(Items from an interface collection)
=== Begin Enclosure ===
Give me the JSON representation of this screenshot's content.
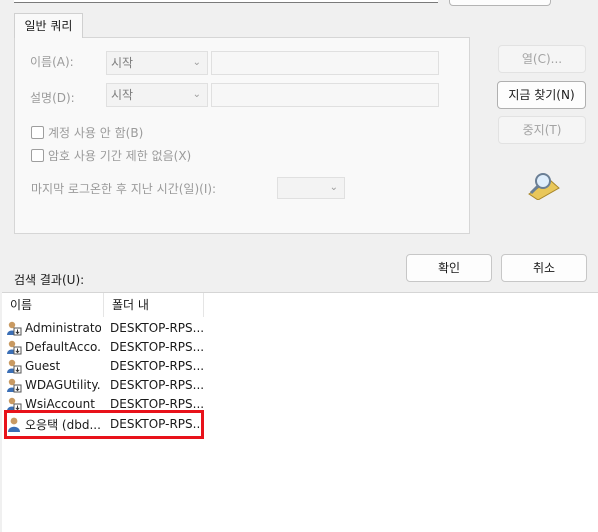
{
  "tabs": {
    "general_query": "일반 쿼리"
  },
  "query": {
    "name_label": "이름(A):",
    "name_mode": "시작",
    "name_value": "",
    "desc_label": "설명(D):",
    "desc_mode": "시작",
    "desc_value": "",
    "disabled_accounts_label": "계정 사용 안 함(B)",
    "no_expire_label": "암호 사용 기간 제한 없음(X)",
    "last_logon_label": "마지막 로그온한 후 지난 시간(일)(I):",
    "last_logon_value": ""
  },
  "buttons": {
    "columns": "열(C)...",
    "find_now": "지금 찾기(N)",
    "stop": "중지(T)",
    "ok": "확인",
    "cancel": "취소"
  },
  "results": {
    "label": "검색 결과(U):",
    "columns": [
      "이름",
      "폴더 내"
    ],
    "rows": [
      {
        "name": "Administrator",
        "folder": "DESKTOP-RPS..."
      },
      {
        "name": "DefaultAcco...",
        "folder": "DESKTOP-RPS..."
      },
      {
        "name": "Guest",
        "folder": "DESKTOP-RPS..."
      },
      {
        "name": "WDAGUtility...",
        "folder": "DESKTOP-RPS..."
      },
      {
        "name": "WsiAccount",
        "folder": "DESKTOP-RPS..."
      },
      {
        "name": "오응택 (dbd...",
        "folder": "DESKTOP-RPS..."
      }
    ]
  },
  "colors": {
    "highlight": "#e8121a",
    "user_icon": "#3b6fb6"
  }
}
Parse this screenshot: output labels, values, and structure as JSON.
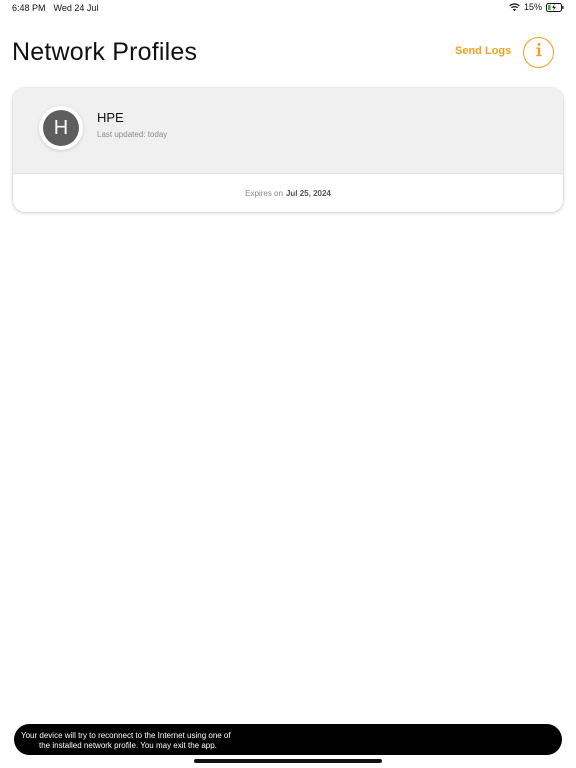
{
  "status_bar": {
    "time": "6:48 PM",
    "date": "Wed 24 Jul",
    "battery_percent": "15%",
    "icons": [
      "wifi-icon",
      "battery-charging-icon"
    ]
  },
  "header": {
    "title": "Network Profiles",
    "send_logs_label": "Send Logs",
    "info_icon": "info-icon",
    "accent_color": "#f0a020"
  },
  "profiles": [
    {
      "avatar_letter": "H",
      "name": "HPE",
      "last_updated": "Last updated: today",
      "expires_prefix": "Expires on",
      "expires_date": "Jul 25, 2024"
    }
  ],
  "toast": {
    "line1": "Your device will try to reconnect to the Internet using one of",
    "line2": "the installed network profile. You may exit the app."
  }
}
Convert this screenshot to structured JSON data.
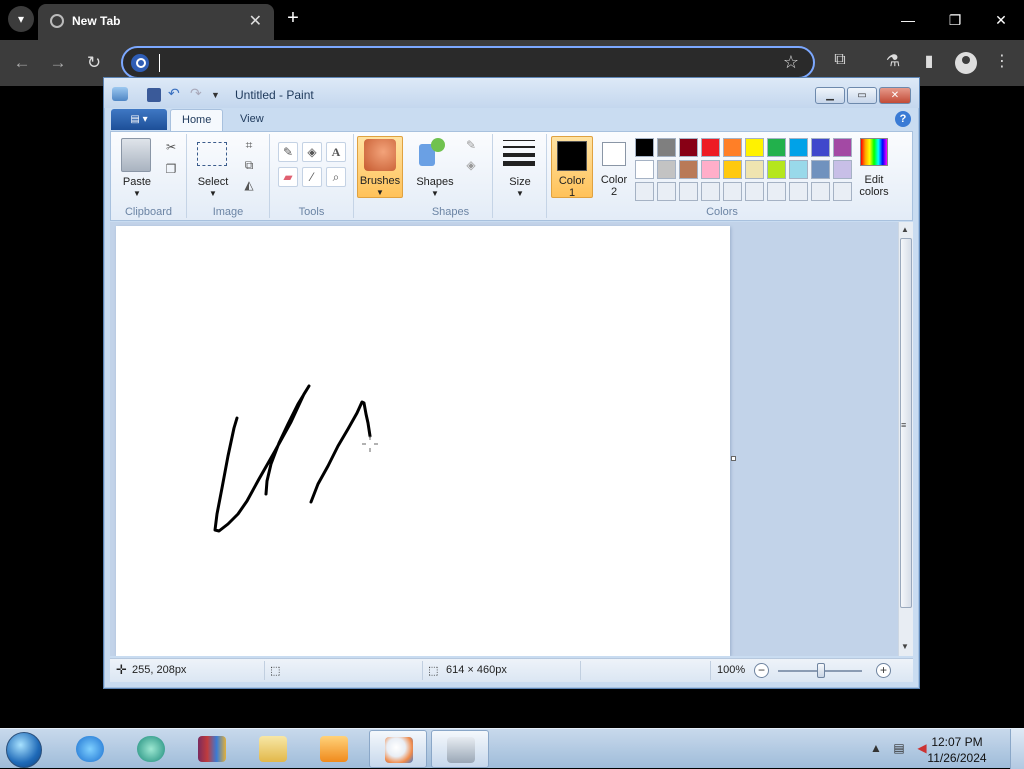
{
  "browser": {
    "tab_title": "New Tab",
    "omnibox_placeholder": "",
    "icons": [
      "tab-search-icon",
      "chrome-favicon",
      "close-icon",
      "plus-icon",
      "back-icon",
      "forward-icon",
      "reload-icon",
      "star-icon",
      "extensions-icon",
      "labs-icon",
      "side-panel-icon",
      "profile-icon",
      "kebab-menu-icon"
    ]
  },
  "paint": {
    "title": "Untitled - Paint",
    "tabs": {
      "home": "Home",
      "view": "View"
    },
    "groups": {
      "clipboard": {
        "label": "Clipboard",
        "paste": "Paste"
      },
      "image": {
        "label": "Image",
        "select": "Select"
      },
      "tools": {
        "label": "Tools"
      },
      "brushes": "Brushes",
      "shapes": {
        "label": "Shapes",
        "button": "Shapes"
      },
      "size": "Size",
      "colors": {
        "label": "Colors",
        "color1": "Color",
        "color1_num": "1",
        "color2": "Color",
        "color2_num": "2",
        "edit_line1": "Edit",
        "edit_line2": "colors",
        "palette_row1": [
          "#000000",
          "#7f7f7f",
          "#880015",
          "#ed1c24",
          "#ff7f27",
          "#fff200",
          "#22b14c",
          "#00a2e8",
          "#3f48cc",
          "#a349a4"
        ],
        "palette_row2": [
          "#ffffff",
          "#c3c3c3",
          "#b97a57",
          "#ffaec9",
          "#ffc90e",
          "#efe4b0",
          "#b5e61d",
          "#99d9ea",
          "#7092be",
          "#c8bfe7"
        ]
      }
    },
    "status": {
      "cursor_pos": "255, 208px",
      "selection_size": "",
      "canvas_size": "614 × 460px",
      "zoom": "100%"
    }
  },
  "taskbar": {
    "time": "12:07 PM",
    "date": "11/26/2024",
    "apps": [
      "ie-icon",
      "media-center-icon",
      "winrar-icon",
      "explorer-icon",
      "media-player-icon",
      "paint-icon",
      "generic-app-icon"
    ]
  }
}
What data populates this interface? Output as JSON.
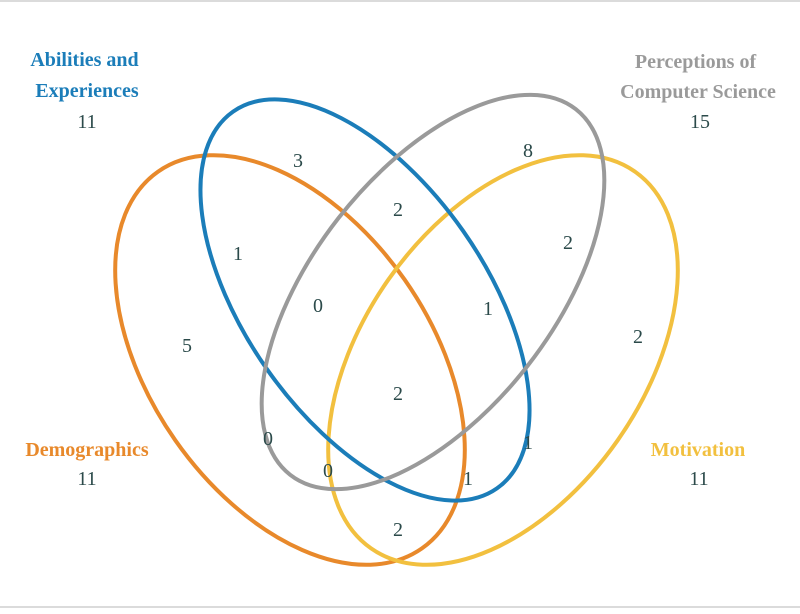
{
  "sets": {
    "abilities": {
      "title_lines": [
        "Abilities and",
        "Experiences"
      ],
      "count": "11",
      "color": "#1b7db9"
    },
    "perceptions": {
      "title_lines": [
        "Perceptions of",
        "Computer Science"
      ],
      "count": "15",
      "color": "#9a9a9a"
    },
    "demographics": {
      "title_lines": [
        "Demographics"
      ],
      "count": "11",
      "color": "#e8892b"
    },
    "motivation": {
      "title_lines": [
        "Motivation"
      ],
      "count": "11",
      "color": "#f2c03f"
    }
  },
  "regions": {
    "abilities_only": "3",
    "perceptions_only": "8",
    "demographics_only": "5",
    "motivation_only": "2",
    "abilities_perceptions": "2",
    "abilities_demographics": "1",
    "perceptions_motivation": "2",
    "abilities_perceptions_demographics": "0",
    "abilities_perceptions_motivation": "1",
    "all_four": "2",
    "perceptions_demographics": "0",
    "abilities_motivation": "1",
    "perceptions_demographics_motivation": "0",
    "abilities_demographics_motivation": "1",
    "demographics_motivation": "2"
  }
}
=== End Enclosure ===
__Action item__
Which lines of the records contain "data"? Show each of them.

__Your solution__
Convert this screenshot to structured JSON data.
What data populates this interface? Output as JSON.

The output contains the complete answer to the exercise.